The Spice Girls may have been all about “girl power” in the 90’s, but as far as social media goes, no single platform has ever shown the influential power of the female demographic as Pinterest has.
Now Pinterest is by no means a unique idea, as you can see in the graphic below. The social pinboard is a veritable homage to the social platforms that have come before it–one that has borrowed and blended together the best parts of popular social platforms in a smooth, aesthetically pleasing way.
So how did such a simple concept generate so much traffic and buzz? Pinterest is kicking virtual butt and many people find themselves asking, “What’s the big idea anyways?” There are countless blog posts and articles available that share traffic statistics, opinions and other musings on why Pinterest has gained popularity so quickly. However, very few of them talk about what is–in my opinion–the real answer behind the success of Pinterest.
The ladies love it.
Now I’ll include a disclaimer here by stating that I’m a female, and yes, I too love Pinterest. However, social media (being my job) is something I eat/sleep/love/live 24/7 so my opinion regarding social media platforms in general is slightly biased.
That being said, my sisters, female friends, aunts, and my mother are all in love with Pinterest. When I say “in love” I mean that they’re obsessed with it–completely smitten like a schoolgirl with a crush. They all get together and gab about their pins with an enthusiasm I’ve never seen a girl show toward something in the social digital spaces before. Many of them couldn’t care less about technology; certainly none of them could tell you what a web app or a bookmarklet was if they tried. Some of them barely even check their own email! But they all love Pinterest, and for the first time I have a common social media connection point with them, apart from Facebook.
To the broad audience of the social web, Pinterest has created something that no other social platform has created before, which is an online haven that’s inherently appealing to women. Pinterest successfully appeals to the emotional, psychological, and social needs of a demographic that few other sites are reaching properly, and that is the key to Pinterest’s astronomic success.
So why hasn’t this happened earlier? As a general trend, women engage more on most social sites, including Facebook and Twitter. According to Nielsen, Women are the majority of social networking users, spending 30% more time on sites than men and comprising 55% of all mobile social network usage.

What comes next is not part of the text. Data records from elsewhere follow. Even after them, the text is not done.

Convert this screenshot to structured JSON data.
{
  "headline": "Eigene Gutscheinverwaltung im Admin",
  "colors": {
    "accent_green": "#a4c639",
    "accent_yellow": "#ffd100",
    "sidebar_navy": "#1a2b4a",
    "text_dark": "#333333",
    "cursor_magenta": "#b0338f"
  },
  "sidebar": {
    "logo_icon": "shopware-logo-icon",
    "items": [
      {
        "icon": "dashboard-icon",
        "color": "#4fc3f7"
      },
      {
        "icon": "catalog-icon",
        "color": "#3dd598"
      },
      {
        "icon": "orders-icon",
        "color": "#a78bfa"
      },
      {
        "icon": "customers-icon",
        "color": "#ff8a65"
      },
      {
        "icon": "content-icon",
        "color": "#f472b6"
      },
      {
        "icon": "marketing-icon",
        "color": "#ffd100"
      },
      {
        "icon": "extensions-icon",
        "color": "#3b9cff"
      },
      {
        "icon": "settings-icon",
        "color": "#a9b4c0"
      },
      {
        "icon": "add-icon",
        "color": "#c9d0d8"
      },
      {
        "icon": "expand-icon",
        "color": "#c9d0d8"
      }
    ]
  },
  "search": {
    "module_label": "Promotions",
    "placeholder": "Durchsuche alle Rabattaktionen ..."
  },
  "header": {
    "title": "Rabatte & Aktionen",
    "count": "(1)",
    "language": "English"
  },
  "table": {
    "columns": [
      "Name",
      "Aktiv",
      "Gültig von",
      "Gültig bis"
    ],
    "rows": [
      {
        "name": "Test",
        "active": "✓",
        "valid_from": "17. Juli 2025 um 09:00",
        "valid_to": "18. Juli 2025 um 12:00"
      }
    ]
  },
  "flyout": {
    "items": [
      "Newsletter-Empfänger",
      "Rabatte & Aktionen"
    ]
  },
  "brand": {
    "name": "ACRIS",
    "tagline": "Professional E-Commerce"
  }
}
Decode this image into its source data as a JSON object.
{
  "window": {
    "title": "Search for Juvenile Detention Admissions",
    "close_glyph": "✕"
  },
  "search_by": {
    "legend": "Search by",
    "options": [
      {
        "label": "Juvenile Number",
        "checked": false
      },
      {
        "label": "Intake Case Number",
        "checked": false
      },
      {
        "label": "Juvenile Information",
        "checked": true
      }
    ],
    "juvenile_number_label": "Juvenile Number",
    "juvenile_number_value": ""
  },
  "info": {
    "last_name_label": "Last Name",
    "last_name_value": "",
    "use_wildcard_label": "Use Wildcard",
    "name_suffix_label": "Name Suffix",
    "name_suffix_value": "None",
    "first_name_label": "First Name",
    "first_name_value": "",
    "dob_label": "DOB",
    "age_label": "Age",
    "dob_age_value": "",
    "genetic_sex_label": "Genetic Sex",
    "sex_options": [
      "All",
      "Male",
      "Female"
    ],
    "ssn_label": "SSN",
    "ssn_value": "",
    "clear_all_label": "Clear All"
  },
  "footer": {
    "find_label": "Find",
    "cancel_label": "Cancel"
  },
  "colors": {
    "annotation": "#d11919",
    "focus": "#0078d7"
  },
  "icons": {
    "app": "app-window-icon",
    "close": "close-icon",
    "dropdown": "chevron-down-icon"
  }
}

I expect that social platforms will be taking notice of this and acting accordingly in the days ahead. Women tend to be much faster at adopting new social media, and in the clear example of Pinterest, are a force to be reckoned with in terms of setting trends on the social web. The Spice Girls would be pleased, indeed.